Marcus Stroman threw a total of 80 pitches in what should have been his penultimate tune-up before the regular season kicks off next week. His first 60 pitches were tossed during the Mets’ intrasquad game, where he gave up two home runs and four hits and recorded four strikeouts over three innings. He threw 20 more pitches in the bullpen as the right-hander, who is expected to be the Mets’ No. 2 starter, continues ramping up for the season.
Wilson Ramos crushed a monster home run to left field off Erasmo Diaz for the second straight day and Amed Rosario and Dominic Smith took Stroman deep as the hitters appeared to be polishing their timing at the plate.
The Mets installed two gigantic white tents — one behind each dugout — that are meant to serve as auxiliary dugouts for the 2020 season. In this way, players can separate from each other and sit at least six feet apart in the main and extra dugouts. The tents go back about 10 rows deep and cover two sections of seats for both the home and visitor’s side as the Mets continue familiarizing themselves with social-distancing guidelines in the dugout.

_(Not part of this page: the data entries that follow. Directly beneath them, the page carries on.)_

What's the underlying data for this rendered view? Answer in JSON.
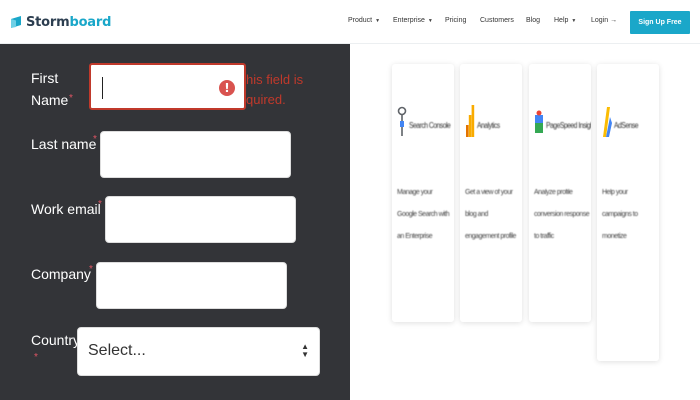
{
  "header": {
    "logo_text_a": "Storm",
    "logo_text_b": "board",
    "nav": [
      {
        "label": "Product",
        "has_caret": true
      },
      {
        "label": "Enterprise",
        "has_caret": true
      },
      {
        "label": "Pricing",
        "has_caret": false
      },
      {
        "label": "Customers",
        "has_caret": false
      },
      {
        "label": "Blog",
        "has_caret": false
      },
      {
        "label": "Help",
        "has_caret": true
      },
      {
        "label": "Login →",
        "has_caret": false
      }
    ],
    "signup_label": "Sign Up Free",
    "accent_color": "#1aa7c9"
  },
  "form": {
    "first_name_line1": "First",
    "first_name_line2": "Name",
    "first_name_value": "",
    "error_line1": "his field is",
    "error_line2": "quired.",
    "last_name_label": "Last name",
    "work_email_label": "Work email",
    "company_label": "Company",
    "country_label": "Country",
    "country_value": "Select...",
    "required_mark": "*",
    "panel_color": "#333438",
    "error_color": "#c0392b"
  },
  "cards": [
    {
      "title": "Search Console",
      "description": "Manage your Google Search with an Enterprise",
      "icon": "magnifier-icon"
    },
    {
      "title": "Analytics",
      "description": "Get a view of your blog and engagement profile",
      "icon": "bar-chart-icon"
    },
    {
      "title": "PageSpeed Insights",
      "description": "Analyze profile conversion response to traffic",
      "icon": "speed-icon"
    },
    {
      "title": "AdSense",
      "description": "Help your campaigns to monetize",
      "icon": "adsense-icon"
    }
  ]
}
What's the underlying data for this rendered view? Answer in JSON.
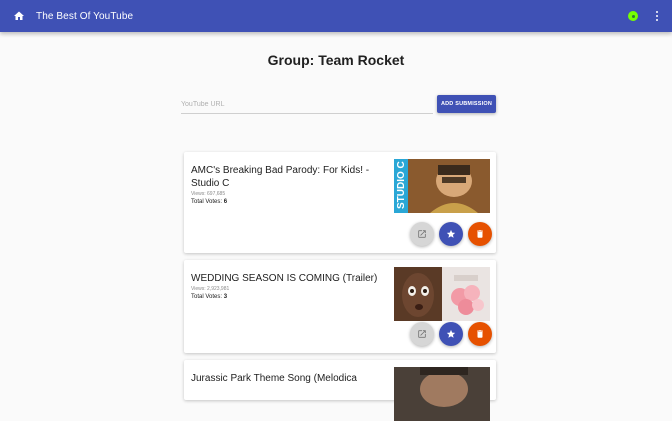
{
  "appbar": {
    "title": "The Best Of YouTube",
    "accent": "#3f51b5"
  },
  "page": {
    "title": "Group: Team Rocket"
  },
  "submission": {
    "placeholder": "YouTube URL",
    "button_label": "ADD SUBMISSION"
  },
  "videos": [
    {
      "title": "AMC's Breaking Bad Parody: For Kids! - Studio C",
      "views": "Views: 697,685",
      "votes_label": "Total Votes:",
      "votes": "6",
      "thumb_text": "STUDIO C"
    },
    {
      "title": "WEDDING SEASON IS COMING (Trailer)",
      "views": "Views: 2,923,981",
      "votes_label": "Total Votes:",
      "votes": "3"
    },
    {
      "title": "Jurassic Park Theme Song (Melodica"
    }
  ],
  "icons": {
    "home": "home-icon",
    "status": "status-dot-icon",
    "more": "more-vert-icon",
    "open": "open-in-new-icon",
    "star": "star-icon",
    "delete": "delete-icon"
  }
}
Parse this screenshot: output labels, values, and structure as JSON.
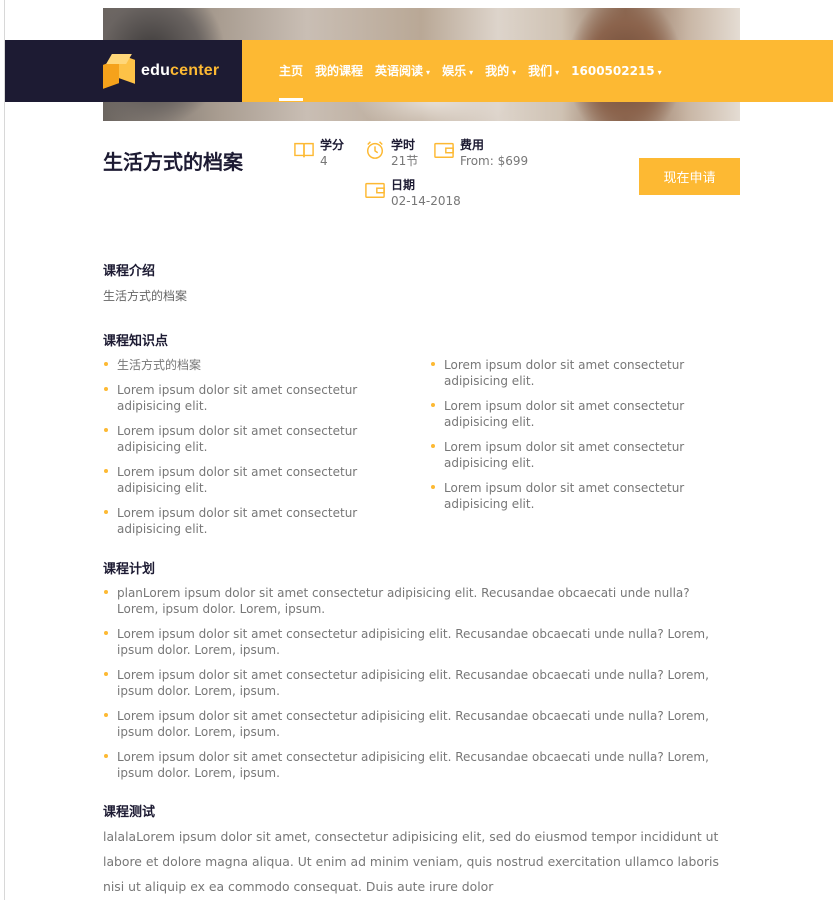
{
  "brand": {
    "logo_main": "edu",
    "logo_accent": "center",
    "accent_color": "#fdb933",
    "dark_color": "#1d1b33"
  },
  "nav": {
    "items": [
      {
        "label": "主页",
        "dropdown": false
      },
      {
        "label": "我的课程",
        "dropdown": false
      },
      {
        "label": "英语阅读",
        "dropdown": true
      },
      {
        "label": "娱乐",
        "dropdown": true
      },
      {
        "label": "我的",
        "dropdown": true
      },
      {
        "label": "我们",
        "dropdown": true
      },
      {
        "label": "1600502215",
        "dropdown": true
      }
    ]
  },
  "course": {
    "title": "生活方式的档案",
    "credits": {
      "label": "学分",
      "value": "4",
      "icon": "book-icon"
    },
    "hours": {
      "label": "学时",
      "value": "21节",
      "icon": "clock-icon"
    },
    "fee": {
      "label": "费用",
      "value": "From: $699",
      "icon": "wallet-icon"
    },
    "date": {
      "label": "日期",
      "value": "02-14-2018",
      "icon": "calendar-icon"
    },
    "apply_label": "现在申请"
  },
  "intro": {
    "title": "课程介绍",
    "text": "生活方式的档案"
  },
  "knowledge": {
    "title": "课程知识点",
    "left": [
      "生活方式的档案",
      "Lorem ipsum dolor sit amet consectetur adipisicing elit.",
      "Lorem ipsum dolor sit amet consectetur adipisicing elit.",
      "Lorem ipsum dolor sit amet consectetur adipisicing elit.",
      "Lorem ipsum dolor sit amet consectetur adipisicing elit."
    ],
    "right": [
      "Lorem ipsum dolor sit amet consectetur adipisicing elit.",
      "Lorem ipsum dolor sit amet consectetur adipisicing elit.",
      "Lorem ipsum dolor sit amet consectetur adipisicing elit.",
      "Lorem ipsum dolor sit amet consectetur adipisicing elit."
    ]
  },
  "plan": {
    "title": "课程计划",
    "items": [
      "planLorem ipsum dolor sit amet consectetur adipisicing elit. Recusandae obcaecati unde nulla? Lorem, ipsum dolor. Lorem, ipsum.",
      "Lorem ipsum dolor sit amet consectetur adipisicing elit. Recusandae obcaecati unde nulla? Lorem, ipsum dolor. Lorem, ipsum.",
      "Lorem ipsum dolor sit amet consectetur adipisicing elit. Recusandae obcaecati unde nulla? Lorem, ipsum dolor. Lorem, ipsum.",
      "Lorem ipsum dolor sit amet consectetur adipisicing elit. Recusandae obcaecati unde nulla? Lorem, ipsum dolor. Lorem, ipsum.",
      "Lorem ipsum dolor sit amet consectetur adipisicing elit. Recusandae obcaecati unde nulla? Lorem, ipsum dolor. Lorem, ipsum."
    ]
  },
  "test": {
    "title": "课程测试",
    "text": "lalalaLorem ipsum dolor sit amet, consectetur adipisicing elit, sed do eiusmod tempor incididunt ut labore et dolore magna aliqua. Ut enim ad minim veniam, quis nostrud exercitation ullamco laboris nisi ut aliquip ex ea commodo consequat. Duis aute irure dolor"
  }
}
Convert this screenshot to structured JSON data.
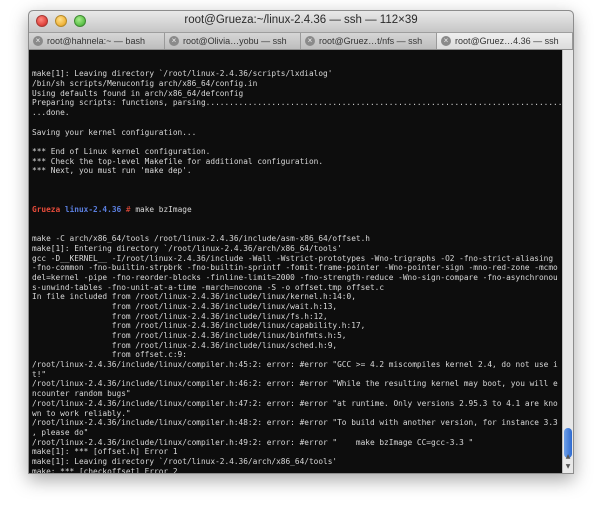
{
  "window": {
    "title": "root@Grueza:~/linux-2.4.36 — ssh — 112×39"
  },
  "tabs": [
    {
      "label": "root@hahnela:~ — bash"
    },
    {
      "label": "root@Olivia…yobu — ssh"
    },
    {
      "label": "root@Gruez…t/nfs — ssh"
    },
    {
      "label": "root@Gruez…4.36 — ssh",
      "active": true
    }
  ],
  "prompt": {
    "host": "Grueza",
    "cwd": "linux-2.4.36",
    "symbol": "#",
    "command": "make bzImage"
  },
  "terminal": {
    "lines_before": [
      "make[1]: Leaving directory `/root/linux-2.4.36/scripts/lxdialog'",
      "/bin/sh scripts/Menuconfig arch/x86_64/config.in",
      "Using defaults found in arch/x86_64/defconfig",
      "Preparing scripts: functions, parsing.................................................................................",
      "...done.",
      "",
      "Saving your kernel configuration...",
      "",
      "*** End of Linux kernel configuration.",
      "*** Check the top-level Makefile for additional configuration.",
      "*** Next, you must run 'make dep'.",
      ""
    ],
    "lines_after": [
      "make -C arch/x86_64/tools /root/linux-2.4.36/include/asm-x86_64/offset.h",
      "make[1]: Entering directory `/root/linux-2.4.36/arch/x86_64/tools'",
      "gcc -D__KERNEL__ -I/root/linux-2.4.36/include -Wall -Wstrict-prototypes -Wno-trigraphs -O2 -fno-strict-aliasing",
      "-fno-common -fno-builtin-strpbrk -fno-builtin-sprintf -fomit-frame-pointer -Wno-pointer-sign -mno-red-zone -mcmo",
      "del=kernel -pipe -fno-reorder-blocks -finline-limit=2000 -fno-strength-reduce -Wno-sign-compare -fno-asynchronou",
      "s-unwind-tables -fno-unit-at-a-time -march=nocona -S -o offset.tmp offset.c",
      "In file included from /root/linux-2.4.36/include/linux/kernel.h:14:0,",
      "                 from /root/linux-2.4.36/include/linux/wait.h:13,",
      "                 from /root/linux-2.4.36/include/linux/fs.h:12,",
      "                 from /root/linux-2.4.36/include/linux/capability.h:17,",
      "                 from /root/linux-2.4.36/include/linux/binfmts.h:5,",
      "                 from /root/linux-2.4.36/include/linux/sched.h:9,",
      "                 from offset.c:9:",
      "/root/linux-2.4.36/include/linux/compiler.h:45:2: error: #error \"GCC >= 4.2 miscompiles kernel 2.4, do not use i",
      "t!\"",
      "/root/linux-2.4.36/include/linux/compiler.h:46:2: error: #error \"While the resulting kernel may boot, you will e",
      "ncounter random bugs\"",
      "/root/linux-2.4.36/include/linux/compiler.h:47:2: error: #error \"at runtime. Only versions 2.95.3 to 4.1 are kno",
      "wn to work reliably.\"",
      "/root/linux-2.4.36/include/linux/compiler.h:48:2: error: #error \"To build with another version, for instance 3.3",
      ", please do\"",
      "/root/linux-2.4.36/include/linux/compiler.h:49:2: error: #error \"    make bzImage CC=gcc-3.3 \"",
      "make[1]: *** [offset.h] Error 1",
      "make[1]: Leaving directory `/root/linux-2.4.36/arch/x86_64/tools'",
      "make: *** [checkoffset] Error 2"
    ]
  }
}
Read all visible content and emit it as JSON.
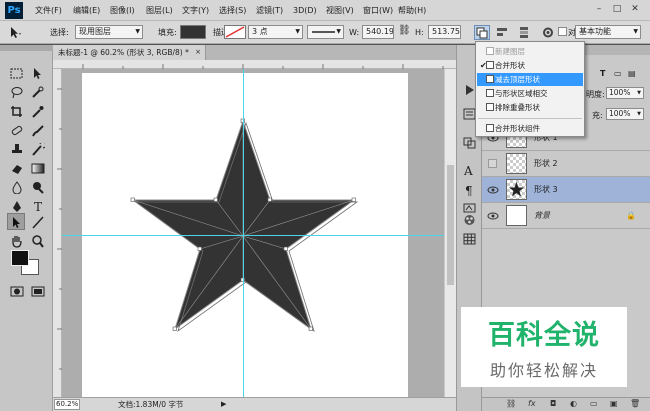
{
  "menubar": {
    "logo": "Ps",
    "items": [
      "文件(F)",
      "编辑(E)",
      "图像(I)",
      "图层(L)",
      "文字(Y)",
      "选择(S)",
      "滤镜(T)",
      "3D(D)",
      "视图(V)",
      "窗口(W)",
      "帮助(H)"
    ]
  },
  "options": {
    "select_label": "选择:",
    "select_value": "现用图层",
    "fill_label": "填充:",
    "stroke_label": "描边:",
    "stroke_width": "3 点",
    "w_label": "W:",
    "w_value": "540.19",
    "h_label": "H:",
    "h_value": "513.75",
    "align_edges_label": "对",
    "workspace": "基本功能"
  },
  "document": {
    "tab_title": "未标题-1 @ 60.2% (形状 3, RGB/8) *",
    "close": "×",
    "zoom": "60.2%",
    "doc_info": "文档:1.83M/0 字节"
  },
  "path_ops_menu": {
    "items": [
      {
        "label": "新建图层",
        "disabled": true,
        "checked": false,
        "highlight": false
      },
      {
        "label": "合并形状",
        "disabled": false,
        "checked": true,
        "highlight": false
      },
      {
        "label": "减去顶层形状",
        "disabled": false,
        "checked": false,
        "highlight": true
      },
      {
        "label": "与形状区域相交",
        "disabled": false,
        "checked": false,
        "highlight": false
      },
      {
        "label": "排除重叠形状",
        "disabled": false,
        "checked": false,
        "highlight": false
      },
      {
        "label": "合并形状组件",
        "disabled": false,
        "checked": false,
        "highlight": false
      }
    ],
    "check_mark": "✔"
  },
  "layers_panel": {
    "opacity_label": "明度:",
    "opacity_value": "100%",
    "fill_label": "充:",
    "fill_value": "100%",
    "layers": [
      {
        "name": "形状 1",
        "visible": true,
        "selected": false
      },
      {
        "name": "形状 2",
        "visible": false,
        "selected": false
      },
      {
        "name": "形状 3",
        "visible": true,
        "selected": true
      },
      {
        "name": "背景",
        "visible": true,
        "selected": false,
        "locked": true
      }
    ]
  },
  "watermark": {
    "title": "百科全说",
    "subtitle": "助你轻松解决"
  },
  "colors": {
    "shape_fill": "#333333",
    "guide": "#4fd3e6",
    "menu_highlight": "#3399ff",
    "layer_selected": "#9fb3d9",
    "watermark_green": "#1fb36b"
  }
}
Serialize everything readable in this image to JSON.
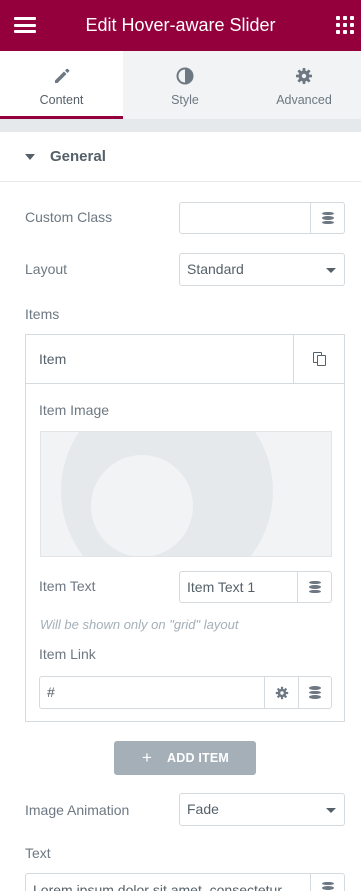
{
  "header": {
    "title": "Edit Hover-aware Slider",
    "menu_icon": "hamburger-icon",
    "apps_icon": "grid-icon"
  },
  "tabs": [
    {
      "label": "Content",
      "icon": "pencil-icon",
      "active": true
    },
    {
      "label": "Style",
      "icon": "half-circle-icon",
      "active": false
    },
    {
      "label": "Advanced",
      "icon": "gear-icon",
      "active": false
    }
  ],
  "section": {
    "title": "General",
    "expanded": true
  },
  "fields": {
    "custom_class": {
      "label": "Custom Class",
      "value": ""
    },
    "layout": {
      "label": "Layout",
      "value": "Standard"
    },
    "items_label": "Items",
    "image_animation": {
      "label": "Image Animation",
      "value": "Fade"
    },
    "text": {
      "label": "Text",
      "value": "Lorem ipsum dolor sit amet, consectetur"
    }
  },
  "repeater": {
    "item_title": "Item",
    "item_image_label": "Item Image",
    "item_text_label": "Item Text",
    "item_text_value": "Item Text 1",
    "item_text_help": "Will be shown only on \"grid\" layout",
    "item_link_label": "Item Link",
    "item_link_value": "#",
    "add_item_label": "ADD ITEM",
    "add_item_icon": "+"
  },
  "colors": {
    "brand": "#93003c",
    "panel_separator": "#e6e9ec",
    "add_button": "#a4afb7"
  }
}
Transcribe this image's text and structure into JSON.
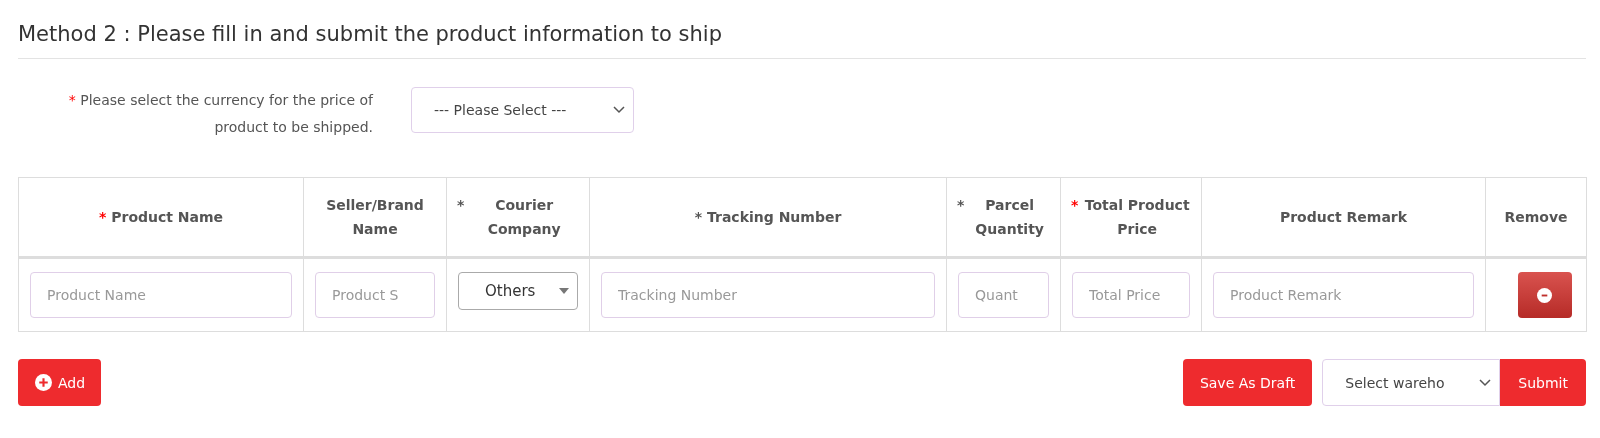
{
  "title": "Method 2 : Please fill in and submit the product information to ship",
  "currency": {
    "required_mark": "*",
    "label": "Please select the currency for the price of product to be shipped.",
    "select": "--- Please Select ---"
  },
  "table": {
    "columns": [
      {
        "required_mark": "*",
        "color": "#ff0000",
        "label": "Product Name"
      },
      {
        "label": "Seller/Brand Name"
      },
      {
        "required_mark": "*",
        "color": "#555555",
        "label": "Courier Company"
      },
      {
        "required_mark": "*",
        "color": "#555555",
        "label": "Tracking Number"
      },
      {
        "required_mark": "*",
        "color": "#555555",
        "label": "Parcel Quantity"
      },
      {
        "required_mark": "*",
        "color": "#ff0000",
        "label": "Total Product Price"
      },
      {
        "label": "Product Remark"
      },
      {
        "label": "Remove"
      }
    ],
    "rows": [
      {
        "cells": [
          {
            "kind": "input",
            "placeholder": "Product Name"
          },
          {
            "kind": "input",
            "placeholder": "Product S"
          },
          {
            "kind": "select",
            "value": "Others"
          },
          {
            "kind": "input",
            "placeholder": "Tracking Number"
          },
          {
            "kind": "input",
            "placeholder": "Quant"
          },
          {
            "kind": "input",
            "placeholder": "Total Price"
          },
          {
            "kind": "input",
            "placeholder": "Product Remark"
          },
          {
            "kind": "remove"
          }
        ]
      }
    ]
  },
  "add_button": "Add",
  "save_button": "Save As Draft",
  "warehouse_select": "Select wareho",
  "submit_button": "Submit"
}
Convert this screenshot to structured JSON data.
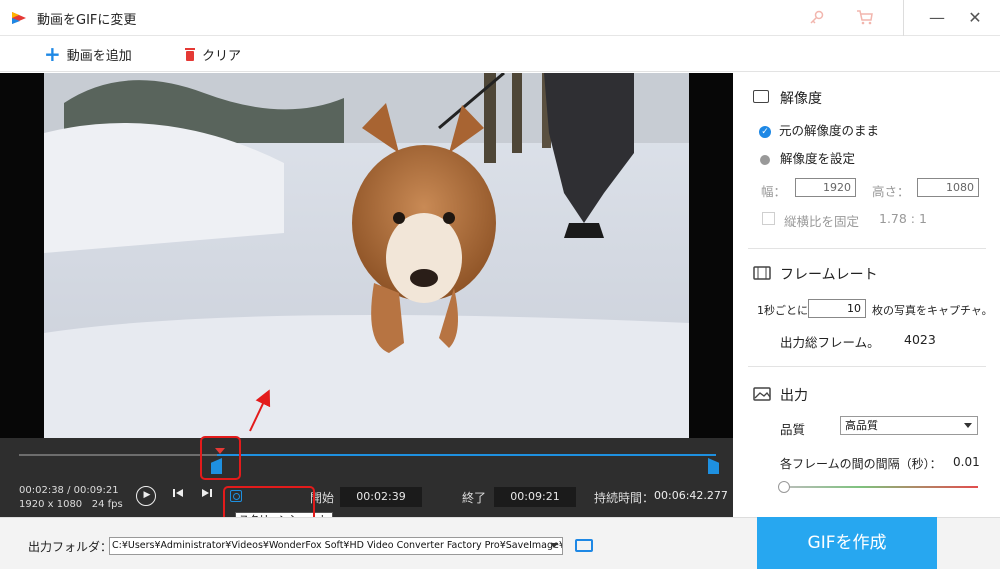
{
  "app": {
    "title": "動画をGIFに変更"
  },
  "icons": {
    "logo": "app-logo-icon",
    "key": "key-icon",
    "cart": "cart-icon"
  },
  "colors": {
    "accent": "#1e88e5",
    "create_button": "#27a7f0",
    "annotation": "#e31b1b"
  },
  "toolbar": {
    "add_video": "動画を追加",
    "clear": "クリア"
  },
  "player": {
    "current_time": "00:02:38",
    "separator": "/",
    "total_time": "00:09:21",
    "resolution": "1920 x 1080",
    "fps": "24 fps",
    "start_label": "開始",
    "start_time": "00:02:39",
    "end_label": "終了",
    "end_time": "00:09:21",
    "duration_label": "持続時間：",
    "duration": "00:06:42.277",
    "tooltip": "スクリーンショット"
  },
  "resolution": {
    "title": "解像度",
    "keep_original": "元の解像度のまま",
    "set_resolution": "解像度を設定",
    "width_label": "幅：",
    "width": "1920",
    "height_label": "高さ：",
    "height": "1080",
    "aspect_label": "縦横比を固定",
    "aspect_value": "1.78 : 1"
  },
  "framerate": {
    "title": "フレームレート",
    "prefix": "1秒ごとに",
    "value": "10",
    "suffix": "枚の写真をキャプチャ。",
    "total_label": "出力総フレーム。",
    "total": "4023"
  },
  "output": {
    "title": "出力",
    "quality_label": "品質",
    "quality": "高品質",
    "interval_label": "各フレームの間の間隔（秒）：",
    "interval": "0.01"
  },
  "bottom": {
    "folder_label": "出力フォルダ：",
    "folder_path": "C:¥Users¥Administrator¥Videos¥WonderFox Soft¥HD Video Converter Factory Pro¥SaveImage¥",
    "create_button": "GIFを作成"
  }
}
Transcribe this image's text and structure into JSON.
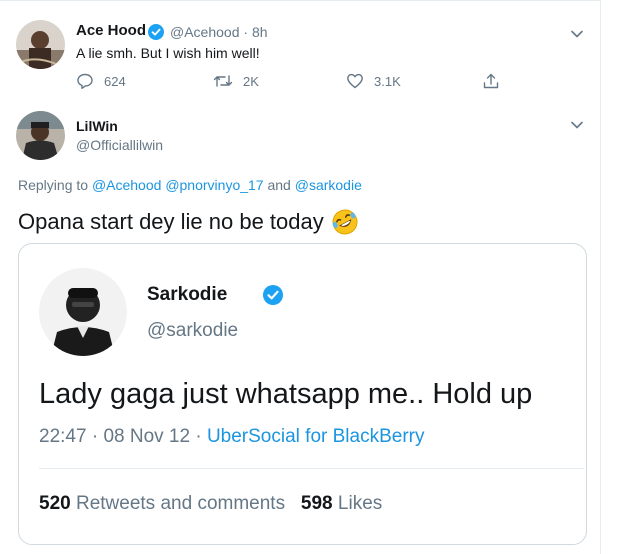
{
  "tweet1": {
    "name": "Ace Hood",
    "handle": "@Acehood",
    "separator": "·",
    "time": "8h",
    "text": "A lie smh. But I wish him well!",
    "reply_count": "624",
    "retweet_count": "2K",
    "like_count": "3.1K"
  },
  "tweet2": {
    "name": "LilWin",
    "handle": "@Officiallilwin",
    "replying_prefix": "Replying to",
    "mention1": "@Acehood",
    "mention2": "@pnorvinyo_17",
    "and_word": "and",
    "mention3": "@sarkodie",
    "text": "Opana start dey lie no be today"
  },
  "quoted": {
    "name": "Sarkodie",
    "handle": "@sarkodie",
    "text": "Lady gaga just whatsapp me.. Hold up",
    "time": "22:47",
    "date": "08 Nov 12",
    "dot": "·",
    "source": "UberSocial for BlackBerry",
    "retweets_count": "520",
    "retweets_label": "Retweets and comments",
    "likes_count": "598",
    "likes_label": "Likes"
  },
  "colors": {
    "accent": "#1da1f2",
    "link": "#1b95e0",
    "secondary_text": "#657786"
  },
  "icons": [
    "verified-badge-icon",
    "chevron-down-icon",
    "reply-icon",
    "retweet-icon",
    "like-icon",
    "share-icon",
    "rolling-laughing-emoji"
  ]
}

“There are guys that have the ritual of going to the dugout high-fiving, doing different handshakes, showing different things,” Rojas said. “We’re not able to do that before the game, during the game and then postgame. We were talking about that. There’s different things as far as comradery and team unity that are not happening, but each day that passes, that happens, we’re learning it and we’re accepting it more and more. It’s becoming normal now at the end of camp.”